If it is washable, just be ready with lots or hair and dirt that might be trapped in the machine. It’s best to whack or vacuum the pad first before you put it in the machine.
Also, use only the recommended cleaning solution by the manufacturer. The horse’s shampoo can also be used for cleaning the saddle. Some cleaning solutions can be an irritant for the horse. So, using its shampoo for washing the pad is a safe bet.
Do not combine the saddle pad with other laundry when giving it a cycle. You don’t want your clothes to smell like sweaty horse.
If it’s not machine-washable, then wash it by hand and follow the same guidelines above. Only add brushing to your washing to-do list because soaking is not enough to remove the stubborn dirt.
Some saddle pads can’t be washed with some soap. In that case, spraying it with your garden hose should do the trick. The more powerful the water pressure, the better. Spray the saddle starting from the middle going outward. This way, the dirt, hair, and other debris will be removed from the pad. Spraying it down will only help dirt, sweat salt, and hair to stick deeper into the pad.

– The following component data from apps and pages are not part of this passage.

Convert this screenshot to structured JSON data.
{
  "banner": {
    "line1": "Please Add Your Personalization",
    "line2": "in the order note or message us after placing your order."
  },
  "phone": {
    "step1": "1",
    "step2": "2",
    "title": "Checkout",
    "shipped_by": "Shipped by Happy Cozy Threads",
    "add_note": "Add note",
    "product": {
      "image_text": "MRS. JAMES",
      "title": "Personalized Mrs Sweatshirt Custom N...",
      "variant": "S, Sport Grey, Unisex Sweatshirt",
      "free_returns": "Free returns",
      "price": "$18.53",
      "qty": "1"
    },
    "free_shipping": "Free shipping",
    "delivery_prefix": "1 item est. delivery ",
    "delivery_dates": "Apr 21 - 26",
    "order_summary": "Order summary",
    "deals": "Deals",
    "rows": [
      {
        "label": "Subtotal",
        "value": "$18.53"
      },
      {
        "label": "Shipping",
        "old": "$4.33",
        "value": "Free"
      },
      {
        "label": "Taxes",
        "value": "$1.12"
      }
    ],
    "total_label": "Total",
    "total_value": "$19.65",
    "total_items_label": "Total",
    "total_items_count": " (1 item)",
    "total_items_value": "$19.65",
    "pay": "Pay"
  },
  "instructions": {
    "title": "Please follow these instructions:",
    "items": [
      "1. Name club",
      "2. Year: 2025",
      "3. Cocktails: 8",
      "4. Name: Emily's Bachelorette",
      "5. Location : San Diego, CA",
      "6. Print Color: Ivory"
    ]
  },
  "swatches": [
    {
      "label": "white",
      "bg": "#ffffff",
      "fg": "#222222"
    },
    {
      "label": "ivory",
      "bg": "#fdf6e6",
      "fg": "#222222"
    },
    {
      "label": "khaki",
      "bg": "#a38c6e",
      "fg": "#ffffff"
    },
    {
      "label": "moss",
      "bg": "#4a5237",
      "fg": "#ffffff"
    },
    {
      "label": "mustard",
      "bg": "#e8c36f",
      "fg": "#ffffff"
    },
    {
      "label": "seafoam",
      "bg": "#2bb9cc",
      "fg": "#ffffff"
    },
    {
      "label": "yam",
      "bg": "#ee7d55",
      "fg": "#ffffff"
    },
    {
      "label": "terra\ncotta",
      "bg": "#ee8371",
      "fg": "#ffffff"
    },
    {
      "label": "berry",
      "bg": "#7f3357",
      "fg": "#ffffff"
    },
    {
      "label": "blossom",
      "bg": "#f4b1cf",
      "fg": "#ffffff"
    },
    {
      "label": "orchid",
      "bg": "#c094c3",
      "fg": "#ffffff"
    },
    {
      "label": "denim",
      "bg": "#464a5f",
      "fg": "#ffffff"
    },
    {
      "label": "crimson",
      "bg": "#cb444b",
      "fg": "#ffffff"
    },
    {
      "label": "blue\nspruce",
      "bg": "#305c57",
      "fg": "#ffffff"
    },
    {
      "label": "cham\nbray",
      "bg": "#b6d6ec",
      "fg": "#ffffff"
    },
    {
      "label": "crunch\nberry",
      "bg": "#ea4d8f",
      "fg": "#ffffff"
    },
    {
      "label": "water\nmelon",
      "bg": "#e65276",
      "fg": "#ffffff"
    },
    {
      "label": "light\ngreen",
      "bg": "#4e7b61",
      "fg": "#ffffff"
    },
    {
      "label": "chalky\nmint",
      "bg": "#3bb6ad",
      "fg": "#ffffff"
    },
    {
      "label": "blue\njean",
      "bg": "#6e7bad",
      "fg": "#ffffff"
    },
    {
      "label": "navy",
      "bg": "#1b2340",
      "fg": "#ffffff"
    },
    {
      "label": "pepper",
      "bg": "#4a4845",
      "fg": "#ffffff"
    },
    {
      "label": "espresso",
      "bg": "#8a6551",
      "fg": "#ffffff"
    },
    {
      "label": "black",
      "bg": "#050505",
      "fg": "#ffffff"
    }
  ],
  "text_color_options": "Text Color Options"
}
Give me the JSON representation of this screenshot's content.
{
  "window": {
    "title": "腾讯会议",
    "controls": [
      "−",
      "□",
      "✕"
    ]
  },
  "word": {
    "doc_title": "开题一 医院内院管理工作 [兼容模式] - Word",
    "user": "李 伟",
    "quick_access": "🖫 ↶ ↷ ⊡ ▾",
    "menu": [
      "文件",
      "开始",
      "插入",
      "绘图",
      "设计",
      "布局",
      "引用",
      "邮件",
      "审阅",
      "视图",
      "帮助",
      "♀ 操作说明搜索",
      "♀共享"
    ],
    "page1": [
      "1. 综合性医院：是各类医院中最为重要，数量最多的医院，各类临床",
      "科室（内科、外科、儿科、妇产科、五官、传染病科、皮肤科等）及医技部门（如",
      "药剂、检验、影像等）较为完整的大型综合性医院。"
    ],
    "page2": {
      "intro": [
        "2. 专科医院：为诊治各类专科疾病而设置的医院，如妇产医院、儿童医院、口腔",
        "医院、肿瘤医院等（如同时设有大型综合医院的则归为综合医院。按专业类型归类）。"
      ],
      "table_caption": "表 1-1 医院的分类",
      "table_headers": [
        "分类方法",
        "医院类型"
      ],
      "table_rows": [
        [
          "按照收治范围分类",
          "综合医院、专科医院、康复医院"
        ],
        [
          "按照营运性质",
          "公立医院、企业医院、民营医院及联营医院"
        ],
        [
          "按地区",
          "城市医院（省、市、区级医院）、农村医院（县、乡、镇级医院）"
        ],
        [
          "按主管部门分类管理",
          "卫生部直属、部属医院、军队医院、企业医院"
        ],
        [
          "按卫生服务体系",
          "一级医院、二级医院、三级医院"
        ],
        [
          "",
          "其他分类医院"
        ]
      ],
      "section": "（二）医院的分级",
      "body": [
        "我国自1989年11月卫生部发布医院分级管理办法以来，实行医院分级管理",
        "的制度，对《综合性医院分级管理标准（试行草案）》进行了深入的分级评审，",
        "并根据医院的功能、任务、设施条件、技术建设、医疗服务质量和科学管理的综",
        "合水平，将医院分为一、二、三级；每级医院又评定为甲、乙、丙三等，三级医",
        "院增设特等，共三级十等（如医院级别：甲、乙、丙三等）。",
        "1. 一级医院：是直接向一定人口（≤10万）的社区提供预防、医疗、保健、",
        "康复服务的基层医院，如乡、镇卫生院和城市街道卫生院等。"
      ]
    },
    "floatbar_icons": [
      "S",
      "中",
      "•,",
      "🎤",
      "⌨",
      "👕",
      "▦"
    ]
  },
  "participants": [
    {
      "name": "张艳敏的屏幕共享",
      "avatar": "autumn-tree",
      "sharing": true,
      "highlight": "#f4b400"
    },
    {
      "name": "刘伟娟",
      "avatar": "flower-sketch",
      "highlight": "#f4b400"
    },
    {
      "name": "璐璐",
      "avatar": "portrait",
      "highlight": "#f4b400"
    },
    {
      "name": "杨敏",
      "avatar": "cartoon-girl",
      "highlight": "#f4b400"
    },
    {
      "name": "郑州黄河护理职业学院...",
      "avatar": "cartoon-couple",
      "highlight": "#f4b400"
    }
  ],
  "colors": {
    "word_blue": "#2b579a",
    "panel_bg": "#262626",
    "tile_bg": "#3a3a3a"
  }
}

More Reminders on Cleaning a Saddle Pad
Never use a clamp when hanging the saddle pad. This thing can get very heavy when wet. Using a clamp might only tear the pad. Better hang it on sturdier metal like a vehicle’s tail gate or sturdy fence.
Some saddle pads are okay with the clothes dryer. If your pad is, then just put it in the clothes dryer. Again, dry this alone and never combine other clothes in the dryer with it.
Your saddle pad is finally ready for another nice horseback riding. The horse will surely love to carry you around with that newly cleaned saddle pad.